I still keep thinking this is one of Henry’s pranks. Like the time we were at the beach when we were kids and he made everyone’s cigarettes explode all week. That was the same week he slept in his bathing suit the entire time, leaving deposits of sand all over our shared room. By the end of the week, he had left sand in all the beds, all over the floor and somehow, in all our clothes. He had a real aversion to bathing as a kid. That was the same week of the infamous run-in my dad had with the crab on the dunes, where he sliced his leg open to the bone and was in the hospital most of our vacation. Henry shared that sort of over the top childhood with me, which was good. You need a fellow survivor.
Henry was three years older than me and as probably any member of my family will tell you, he was my favorite cousin. I don’t even try to sugar coat that to any of the rest of them, he was my favorite cousin. He once traded me to a bunch of Mexicans for a pitcher of beer (And a t-shirt I can hear him saying) and is probably the only person on the face of the earth that could get away with it. The same members of my family would tell you that you should never, ever send us out together to pick up anything like dinner because we’ll show up three days later empty handed.
That last part is a small exaggeration. It was more like three hours not three days and it would be because he found a bar with a really great beer I needed to try that was on the way. Then again, it was widely known that Henry & I couldn’t walk down the street without stopping off for a beer. He was one of my first drinking buddies and certainly one of my favorites. He was like my big brother really – he’s run interference for me my entire life. Pat & I were famously on a break when he came down to visit and meddled until we got back together. He went on to save our wedding in a few ways, but those are all stories for other days. We had a childhood of fantastic stories that Henry & I dragged into our adulthood. Our adventures together didn’t stop when we got older, although we did get more responsible along the way. Life has a way of doing that to you.

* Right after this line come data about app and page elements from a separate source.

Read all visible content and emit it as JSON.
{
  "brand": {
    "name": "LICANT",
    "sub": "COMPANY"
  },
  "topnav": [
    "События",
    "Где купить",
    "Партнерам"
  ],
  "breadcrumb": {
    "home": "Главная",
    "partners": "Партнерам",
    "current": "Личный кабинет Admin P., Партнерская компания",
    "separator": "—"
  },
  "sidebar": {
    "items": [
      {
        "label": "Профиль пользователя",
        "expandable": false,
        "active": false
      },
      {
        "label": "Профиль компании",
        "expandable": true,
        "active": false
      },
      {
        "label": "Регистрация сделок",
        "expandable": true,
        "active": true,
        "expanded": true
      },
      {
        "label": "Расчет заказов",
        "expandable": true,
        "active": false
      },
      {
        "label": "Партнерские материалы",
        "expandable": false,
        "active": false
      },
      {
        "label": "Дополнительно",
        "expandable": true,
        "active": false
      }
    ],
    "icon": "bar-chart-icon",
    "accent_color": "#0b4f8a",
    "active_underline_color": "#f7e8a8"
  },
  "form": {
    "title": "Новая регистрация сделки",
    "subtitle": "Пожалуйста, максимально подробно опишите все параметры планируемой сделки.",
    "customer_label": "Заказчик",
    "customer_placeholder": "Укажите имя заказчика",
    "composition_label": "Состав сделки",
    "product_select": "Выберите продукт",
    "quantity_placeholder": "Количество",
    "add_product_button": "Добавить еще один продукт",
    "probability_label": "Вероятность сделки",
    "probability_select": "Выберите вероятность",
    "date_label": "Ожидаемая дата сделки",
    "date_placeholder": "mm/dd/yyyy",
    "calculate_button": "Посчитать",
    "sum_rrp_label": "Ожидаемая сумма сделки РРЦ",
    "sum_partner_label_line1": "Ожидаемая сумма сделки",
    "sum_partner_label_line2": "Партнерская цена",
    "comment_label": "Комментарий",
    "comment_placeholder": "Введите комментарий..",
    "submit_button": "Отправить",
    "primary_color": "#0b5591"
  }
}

My entire life I have sat next to Henry at family weddings & funerals. He was always one to pull me aside to go grab a beer, maybe take a drive down a country road with a six pack and listen to Van Morrison. As long as I can remember, there was Henry. Only now there’s not. And I’m not exactly sure how I’m supposed to sit through his funeral without him.